What was the appeal of maths and science to you as a child?
Mathematics is the only subject where, once you have proved something, it is true for ever. I love the permanence of it, the fact that you are getting to eternal truths of the universe. Mathematics is the study of pattern. It is very creative. I think that creative aspect appealed to my artistic sensibilities.
Actuaries often deal with known unknowns. Did you consider a career as an actuary?
I knew that I wanted to be a research mathematician, creating new mathematics. What I do is motivated not by utility but beauty. I am hopeless if there are any numbers involved! I like my mathematics abstract and involving X and Ys rather than real data.
What are the key challenges you face in trying to improve the public understanding of science? Does this include financial literacy?
I am keen to impress on people that there is a difference between numeracy and mathematics. Numeracy is the grammar and an essential tool, but mathematics is about the stories you tell with those numbers. Having a good mathematical mind is clearly key to financial literacy, but I am concerned about the drift in education to motivate the learning of mathematics as a tool, rather than celebrating mathematics for its own sake. We don’t study Shakespeare in school because it helps us to write better letters.
Which is the more effective way of communicating maths: teaming up with man-of-the-people Alan Davies or brain-box Dara Ó Briain?
Both are fantastic to work with and very smart. Alan likes to play the fool, but he is extremely clever.
The director of the Horizon programme we filmed together, Alan and Marcus Go Forth and Multiply, was constantly frustrated at how quickly Alan got ideas of four-dimensional space, prime numbers and infinity. I am constantly amazed at Dara’s performance on The School of Hard Sums.
He never sees the questions in advance, yet is able to crack the problems live on camera.
I’m also impressed by how well our guest comedians do. I think comedy creates a mind that is good at lateral thinking, and that is a strong skill when it comes to puzzle solving.
It is great that projects like The School of Hard Sums are providing ways to bring mathematics to more diverse audiences.

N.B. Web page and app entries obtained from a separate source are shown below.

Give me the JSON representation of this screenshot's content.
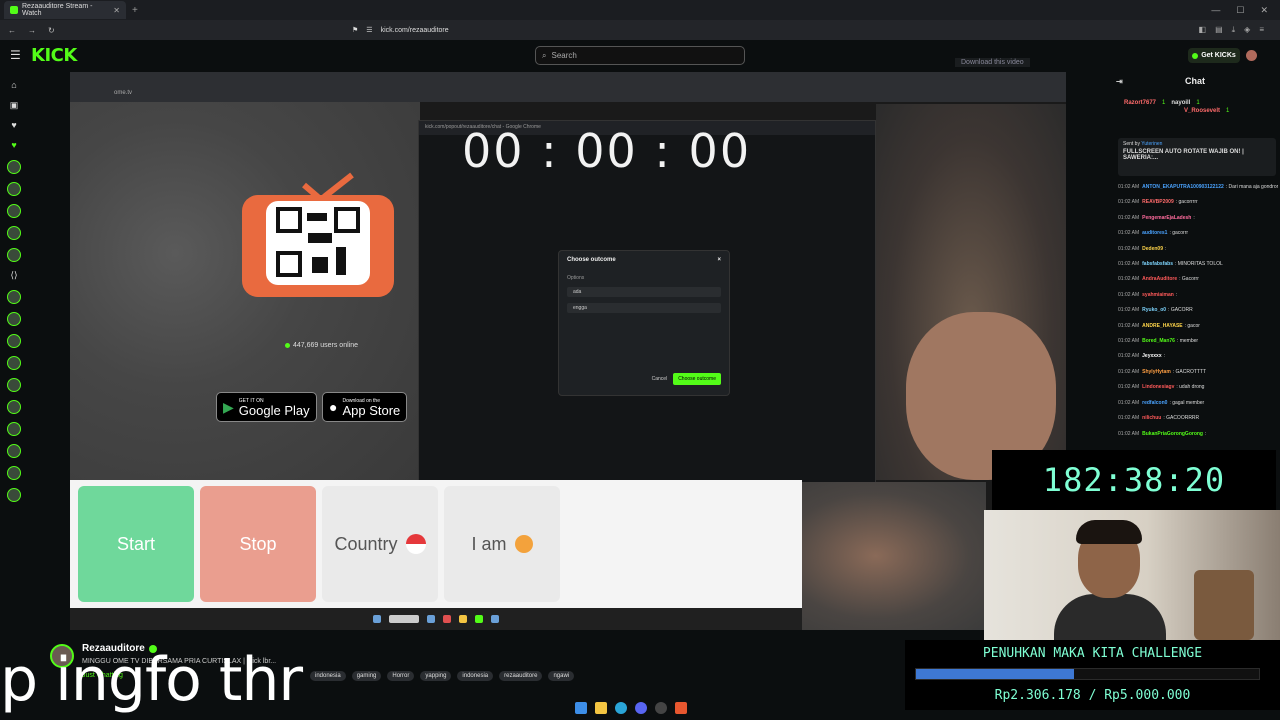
{
  "browser": {
    "tab_title": "Rezaauditore Stream - Watch",
    "url": "kick.com/rezaauditore",
    "new_tab": "+",
    "close": "✕",
    "win_min": "—",
    "win_max": "☐",
    "win_close": "✕"
  },
  "kick": {
    "logo": "KICK",
    "search_placeholder": "Search",
    "get_kicks": "Get KICKs",
    "download_video": "Download this video"
  },
  "inner_window": {
    "url": "ome.tv",
    "users_online": "447,669 users online",
    "google_play_small": "GET IT ON",
    "google_play": "Google Play",
    "app_store_small": "Download on the",
    "app_store": "App Store",
    "popup_url": "kick.com/popout/rezaauditore/chat - Google Chrome",
    "popup_timer": "00 : 00 : 00",
    "modal_title": "Choose outcome",
    "modal_close": "×",
    "modal_options_label": "Options",
    "option_1": "ada",
    "option_2": "engga",
    "modal_cancel": "Cancel",
    "modal_confirm": "Choose outcome",
    "btn_start": "Start",
    "btn_stop": "Stop",
    "btn_country": "Country",
    "btn_iam": "I am"
  },
  "timer": "182:38:20",
  "chat": {
    "title": "Chat",
    "pinned": {
      "user1": "Razort7677",
      "count1": "1",
      "user2": "nayoill",
      "count2": "1",
      "user3": "V_Roosevelt",
      "count3": "1"
    },
    "sent_by_label": "Sent by",
    "sent_by": "Yuterinen",
    "sent_message": "FULLSCREEN AUTO ROTATE WAJIB ON! | SAWERIA:...",
    "messages": [
      {
        "time": "01:02 AM",
        "user": "ANTON_EKAPUTRA100903122122",
        "text": ": Dari mana aja gondrong kontol",
        "color": "#4aa3ff"
      },
      {
        "time": "01:02 AM",
        "user": "REAVBP2009",
        "text": ": gacorrrrr",
        "color": "#ff6b6b"
      },
      {
        "time": "01:02 AM",
        "user": "PengemarEjaLadesh",
        "text": ":",
        "color": "#ff6b9d"
      },
      {
        "time": "01:02 AM",
        "user": "auditores1",
        "text": ": gacorrr",
        "color": "#4aa3ff"
      },
      {
        "time": "01:02 AM",
        "user": "Deden09",
        "text": ":",
        "color": "#ffd54a"
      },
      {
        "time": "01:02 AM",
        "user": "fabsfabsfabs",
        "text": ": MINORITAS TOLOL",
        "color": "#7dd3fc"
      },
      {
        "time": "01:02 AM",
        "user": "AndraAuditore",
        "text": ": Gacorrr",
        "color": "#ff5a5a"
      },
      {
        "time": "01:02 AM",
        "user": "syahmiaiman",
        "text": ":",
        "color": "#ff5a5a"
      },
      {
        "time": "01:02 AM",
        "user": "Ryuko_o0",
        "text": ": GACORR",
        "color": "#7dd3fc"
      },
      {
        "time": "01:02 AM",
        "user": "ANDRE_HAYASE",
        "text": ": gacor",
        "color": "#ffd54a"
      },
      {
        "time": "01:02 AM",
        "user": "Bored_Man76",
        "text": ": member",
        "color": "#53fc18"
      },
      {
        "time": "01:02 AM",
        "user": "Jeyxxxx",
        "text": ":",
        "color": "#ffffff"
      },
      {
        "time": "01:02 AM",
        "user": "ShylyHytam",
        "text": ": GACROTTTT",
        "color": "#ff9f43"
      },
      {
        "time": "01:02 AM",
        "user": "Lindonesiagv",
        "text": ": udah drong",
        "color": "#ff5a5a"
      },
      {
        "time": "01:02 AM",
        "user": "redfalcon0",
        "text": ": gagal member",
        "color": "#4aa3ff"
      },
      {
        "time": "01:02 AM",
        "user": "nilichuu",
        "text": ": GACOORRRR",
        "color": "#ff5a5a"
      },
      {
        "time": "01:02 AM",
        "user": "BukanPriaGorongGorong",
        "text": ":",
        "color": "#53fc18"
      }
    ]
  },
  "challenge": {
    "title": "PENUHKAN MAKA KITA CHALLENGE",
    "progress_text": "Rp2.306.178 / Rp5.000.000",
    "fraction": 0.461
  },
  "stream_info": {
    "streamer": "Rezaauditore",
    "title": "MINGGU OME TV DIBERSAMA PRIA CURTISLAX | !kick lbr...",
    "category": "Just Chatting",
    "tags": [
      "indonesia",
      "gaming",
      "Horror",
      "yapping",
      "indonesia",
      "rezaauditore",
      "ngawi"
    ]
  },
  "caption": "p ingfo thr"
}
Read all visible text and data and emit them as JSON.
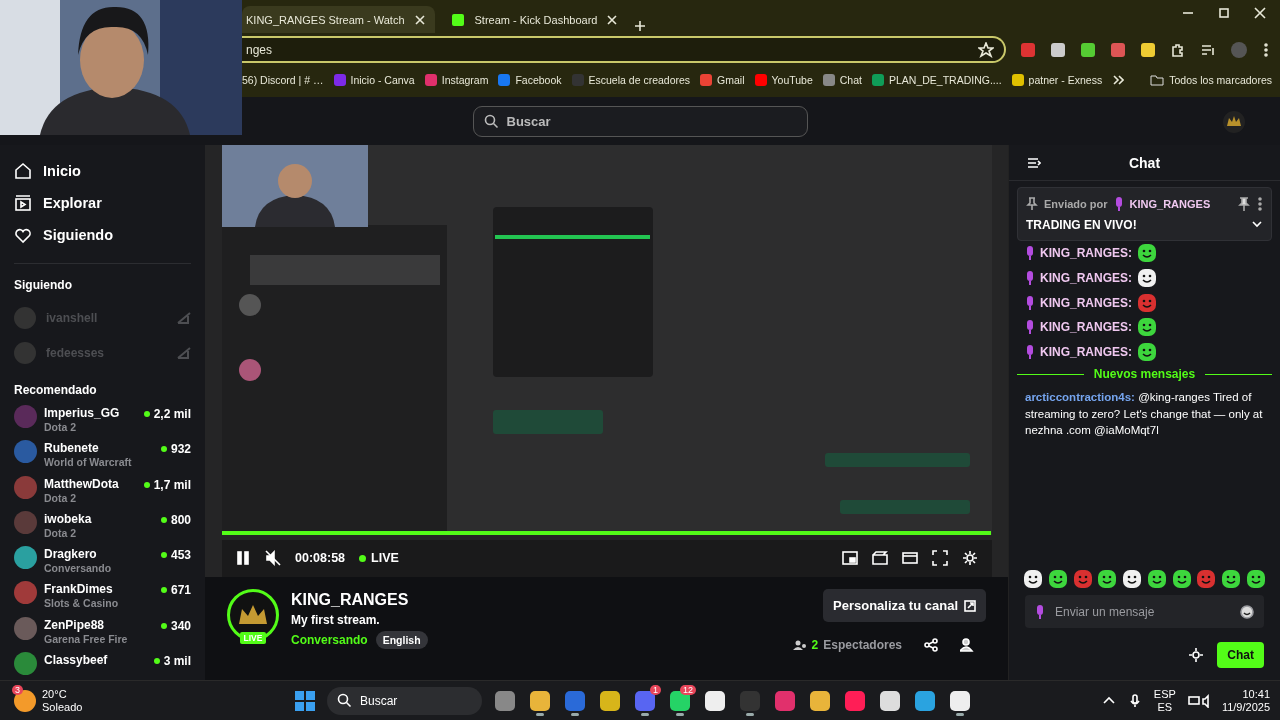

It is very much the spirit of what the Science Museum is trying to do by producing X&Y, using theatre to showcase science as part of the cultural landscape.
What other projects do you have coming up?
I have just started writing a new book called What We Cannot Know. It explores the limits of how much science and mathematics can tell us. Are there things that, by their very nature, will also be beyond our knowledge? The project grew out of many of the ideas that are at the heart of X&Y.
X&Y A new tour of the production is being planned for 2014 at science festivals and in theatres. Dates will be confirmed in the new year.